▸ Component data from apps and pages
+-------+

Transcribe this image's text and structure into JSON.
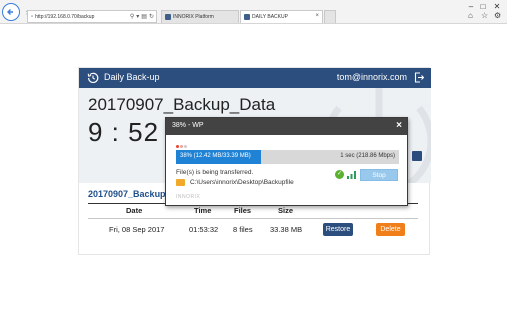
{
  "browser": {
    "address": "http://192.168.0.70/backup",
    "tabs": [
      {
        "label": "INNORIX Platform"
      },
      {
        "label": "DAILY BACKUP"
      }
    ]
  },
  "header": {
    "title": "Daily Back-up",
    "user": "tom@innorix.com"
  },
  "hero": {
    "title": "20170907_Backup_Data",
    "time": "9 : 52"
  },
  "backup_list": {
    "title": "20170907_Backup_Da",
    "columns": [
      "Date",
      "Time",
      "Files",
      "Size"
    ],
    "rows": [
      {
        "date": "Fri, 08 Sep 2017",
        "time": "01:53:32",
        "files": "8 files",
        "size": "33.38 MB",
        "restore": "Restore",
        "delete": "Delete"
      }
    ]
  },
  "dialog": {
    "title": "38% - WP",
    "progress_percent": 38,
    "progress_text": "38% (12.42 MB/33.39 MB)",
    "eta_text": "1 sec (218.86 Mbps)",
    "status": "File(s) is being transferred.",
    "path": "C:\\Users\\innorix\\Desktop\\Backupfile",
    "stop_label": "Stop",
    "brand": "INNORIX"
  },
  "colors": {
    "header_bg": "#2c4e7e",
    "progress": "#1f82d4",
    "delete": "#f07f1a",
    "restore": "#2c4e7e"
  }
}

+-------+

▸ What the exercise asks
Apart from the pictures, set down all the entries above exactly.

▸ Reply to the exercise
Transcribe this image's text and structure into JSON.
{
  "browser": {
    "address": "http://192.168.0.70/backup",
    "tabs": [
      {
        "label": "INNORIX Platform"
      },
      {
        "label": "DAILY BACKUP"
      }
    ]
  },
  "header": {
    "title": "Daily Back-up",
    "user": "tom@innorix.com"
  },
  "hero": {
    "title": "20170907_Backup_Data",
    "time": "9 : 52"
  },
  "backup_list": {
    "title": "20170907_Backup_Da",
    "columns": [
      "Date",
      "Time",
      "Files",
      "Size"
    ],
    "rows": [
      {
        "date": "Fri, 08 Sep 2017",
        "time": "01:53:32",
        "files": "8 files",
        "size": "33.38 MB",
        "restore": "Restore",
        "delete": "Delete"
      }
    ]
  },
  "dialog": {
    "title": "38% - WP",
    "progress_percent": 38,
    "progress_text": "38% (12.42 MB/33.39 MB)",
    "eta_text": "1 sec (218.86 Mbps)",
    "status": "File(s) is being transferred.",
    "path": "C:\\Users\\innorix\\Desktop\\Backupfile",
    "stop_label": "Stop",
    "brand": "INNORIX"
  },
  "colors": {
    "header_bg": "#2c4e7e",
    "progress": "#1f82d4",
    "delete": "#f07f1a",
    "restore": "#2c4e7e"
  }
}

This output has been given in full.